> _The task_:
Word for word, repeat all the entries below, but without the pictures.

Records drawn from a dataset:

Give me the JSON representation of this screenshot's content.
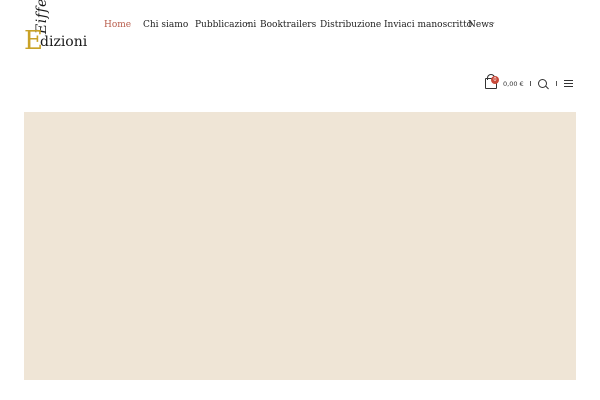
{
  "logo": {
    "line1": "Eiffel",
    "initial": "E",
    "line2": "dizioni"
  },
  "nav": {
    "items": [
      {
        "label": "Home",
        "active": true
      },
      {
        "label": "Chi siamo"
      },
      {
        "label": "Pubblicazioni",
        "has_dropdown": true
      },
      {
        "label": "Booktrailers"
      },
      {
        "label": "Distribuzione"
      },
      {
        "label": "Inviaci manoscritto"
      },
      {
        "label": "News",
        "has_dropdown": true
      }
    ],
    "active_color": "#b85c4b",
    "caret_glyph": "⌄"
  },
  "cart": {
    "count": "0",
    "total": "0,00 €"
  },
  "icons": {
    "cart": "shopping-bag-icon",
    "search": "search-icon",
    "menu": "hamburger-menu-icon"
  },
  "hero": {
    "background": "#efe5d6"
  }
}
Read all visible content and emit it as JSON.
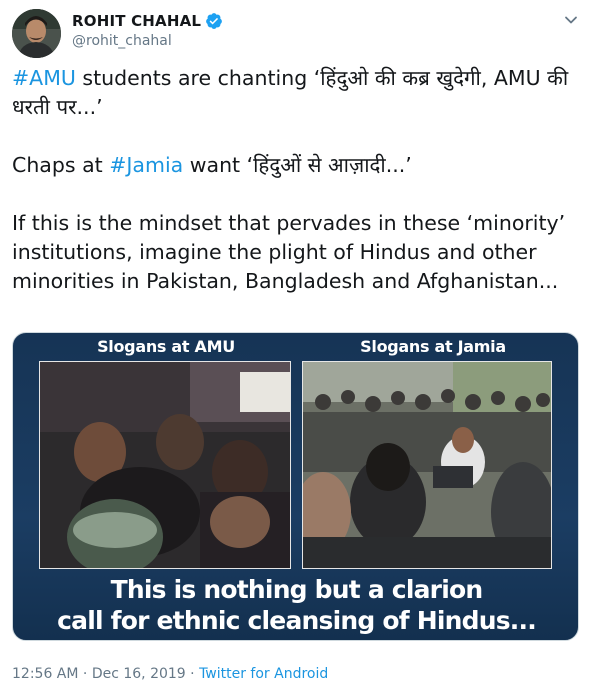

> _Output below_:
Give me the JSON representation of this screenshot's content.
{
  "logo": {
    "line1": "Eiffel",
    "initial": "E",
    "line2": "dizioni"
  },
  "nav": {
    "items": [
      {
        "label": "Home",
        "active": true
      },
      {
        "label": "Chi siamo"
      },
      {
        "label": "Pubblicazioni",
        "has_dropdown": true
      },
      {
        "label": "Booktrailers"
      },
      {
        "label": "Distribuzione"
      },
      {
        "label": "Inviaci manoscritto"
      },
      {
        "label": "News",
        "has_dropdown": true
      }
    ],
    "active_color": "#b85c4b",
    "caret_glyph": "⌄"
  },
  "cart": {
    "count": "0",
    "total": "0,00 €"
  },
  "icons": {
    "cart": "shopping-bag-icon",
    "search": "search-icon",
    "menu": "hamburger-menu-icon"
  },
  "hero": {
    "background": "#efe5d6"
  }
}
Read all visible content and emit it as JSON.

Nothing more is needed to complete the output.